◆ **Data for processing**:

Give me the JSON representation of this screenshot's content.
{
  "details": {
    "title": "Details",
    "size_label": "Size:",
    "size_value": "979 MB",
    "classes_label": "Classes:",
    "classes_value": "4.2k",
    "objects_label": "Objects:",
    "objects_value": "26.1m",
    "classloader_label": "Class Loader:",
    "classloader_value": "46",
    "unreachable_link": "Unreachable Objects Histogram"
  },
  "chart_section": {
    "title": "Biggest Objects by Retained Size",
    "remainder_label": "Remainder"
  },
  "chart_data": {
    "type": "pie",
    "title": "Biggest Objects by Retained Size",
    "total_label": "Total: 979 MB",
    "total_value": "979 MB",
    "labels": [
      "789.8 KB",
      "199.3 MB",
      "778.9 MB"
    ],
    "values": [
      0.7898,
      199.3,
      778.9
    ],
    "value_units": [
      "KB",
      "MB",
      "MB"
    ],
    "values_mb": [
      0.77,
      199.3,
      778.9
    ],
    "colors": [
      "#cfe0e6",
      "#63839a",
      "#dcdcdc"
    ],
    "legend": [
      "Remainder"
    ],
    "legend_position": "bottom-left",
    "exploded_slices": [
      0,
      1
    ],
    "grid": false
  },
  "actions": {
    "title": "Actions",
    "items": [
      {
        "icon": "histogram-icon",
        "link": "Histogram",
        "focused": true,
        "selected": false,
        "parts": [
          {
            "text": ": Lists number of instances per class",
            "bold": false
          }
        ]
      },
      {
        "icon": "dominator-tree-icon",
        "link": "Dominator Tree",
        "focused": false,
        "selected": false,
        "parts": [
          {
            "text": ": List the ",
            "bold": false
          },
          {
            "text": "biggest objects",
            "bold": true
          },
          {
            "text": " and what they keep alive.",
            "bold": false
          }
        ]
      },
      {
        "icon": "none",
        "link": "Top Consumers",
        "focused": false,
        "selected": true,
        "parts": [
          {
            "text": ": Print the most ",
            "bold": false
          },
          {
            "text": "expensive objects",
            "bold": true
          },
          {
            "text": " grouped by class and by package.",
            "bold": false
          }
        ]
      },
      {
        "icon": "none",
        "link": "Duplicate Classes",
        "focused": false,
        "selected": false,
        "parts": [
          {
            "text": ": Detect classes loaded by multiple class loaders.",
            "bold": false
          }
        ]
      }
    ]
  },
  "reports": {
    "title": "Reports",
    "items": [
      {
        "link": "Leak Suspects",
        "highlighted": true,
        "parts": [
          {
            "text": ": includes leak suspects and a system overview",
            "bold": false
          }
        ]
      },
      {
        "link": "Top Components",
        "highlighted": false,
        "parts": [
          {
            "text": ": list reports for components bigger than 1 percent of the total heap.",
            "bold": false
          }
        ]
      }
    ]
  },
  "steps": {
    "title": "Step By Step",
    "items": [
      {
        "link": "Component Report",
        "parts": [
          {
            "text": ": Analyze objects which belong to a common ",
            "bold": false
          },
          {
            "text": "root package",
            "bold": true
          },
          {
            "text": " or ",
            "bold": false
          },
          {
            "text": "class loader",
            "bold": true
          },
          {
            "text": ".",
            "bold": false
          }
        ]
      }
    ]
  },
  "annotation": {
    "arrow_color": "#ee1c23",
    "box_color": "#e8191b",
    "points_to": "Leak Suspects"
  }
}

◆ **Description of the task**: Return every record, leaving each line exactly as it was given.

◆ **Answer section**:
Give me the JSON representation of this screenshot's content.
{
  "details": {
    "title": "Details",
    "size_label": "Size:",
    "size_value": "979 MB",
    "classes_label": "Classes:",
    "classes_value": "4.2k",
    "objects_label": "Objects:",
    "objects_value": "26.1m",
    "classloader_label": "Class Loader:",
    "classloader_value": "46",
    "unreachable_link": "Unreachable Objects Histogram"
  },
  "chart_section": {
    "title": "Biggest Objects by Retained Size",
    "remainder_label": "Remainder"
  },
  "chart_data": {
    "type": "pie",
    "title": "Biggest Objects by Retained Size",
    "total_label": "Total: 979 MB",
    "total_value": "979 MB",
    "labels": [
      "789.8 KB",
      "199.3 MB",
      "778.9 MB"
    ],
    "values": [
      0.7898,
      199.3,
      778.9
    ],
    "value_units": [
      "KB",
      "MB",
      "MB"
    ],
    "values_mb": [
      0.77,
      199.3,
      778.9
    ],
    "colors": [
      "#cfe0e6",
      "#63839a",
      "#dcdcdc"
    ],
    "legend": [
      "Remainder"
    ],
    "legend_position": "bottom-left",
    "exploded_slices": [
      0,
      1
    ],
    "grid": false
  },
  "actions": {
    "title": "Actions",
    "items": [
      {
        "icon": "histogram-icon",
        "link": "Histogram",
        "focused": true,
        "selected": false,
        "parts": [
          {
            "text": ": Lists number of instances per class",
            "bold": false
          }
        ]
      },
      {
        "icon": "dominator-tree-icon",
        "link": "Dominator Tree",
        "focused": false,
        "selected": false,
        "parts": [
          {
            "text": ": List the ",
            "bold": false
          },
          {
            "text": "biggest objects",
            "bold": true
          },
          {
            "text": " and what they keep alive.",
            "bold": false
          }
        ]
      },
      {
        "icon": "none",
        "link": "Top Consumers",
        "focused": false,
        "selected": true,
        "parts": [
          {
            "text": ": Print the most ",
            "bold": false
          },
          {
            "text": "expensive objects",
            "bold": true
          },
          {
            "text": " grouped by class and by package.",
            "bold": false
          }
        ]
      },
      {
        "icon": "none",
        "link": "Duplicate Classes",
        "focused": false,
        "selected": false,
        "parts": [
          {
            "text": ": Detect classes loaded by multiple class loaders.",
            "bold": false
          }
        ]
      }
    ]
  },
  "reports": {
    "title": "Reports",
    "items": [
      {
        "link": "Leak Suspects",
        "highlighted": true,
        "parts": [
          {
            "text": ": includes leak suspects and a system overview",
            "bold": false
          }
        ]
      },
      {
        "link": "Top Components",
        "highlighted": false,
        "parts": [
          {
            "text": ": list reports for components bigger than 1 percent of the total heap.",
            "bold": false
          }
        ]
      }
    ]
  },
  "steps": {
    "title": "Step By Step",
    "items": [
      {
        "link": "Component Report",
        "parts": [
          {
            "text": ": Analyze objects which belong to a common ",
            "bold": false
          },
          {
            "text": "root package",
            "bold": true
          },
          {
            "text": " or ",
            "bold": false
          },
          {
            "text": "class loader",
            "bold": true
          },
          {
            "text": ".",
            "bold": false
          }
        ]
      }
    ]
  },
  "annotation": {
    "arrow_color": "#ee1c23",
    "box_color": "#e8191b",
    "points_to": "Leak Suspects"
  }
}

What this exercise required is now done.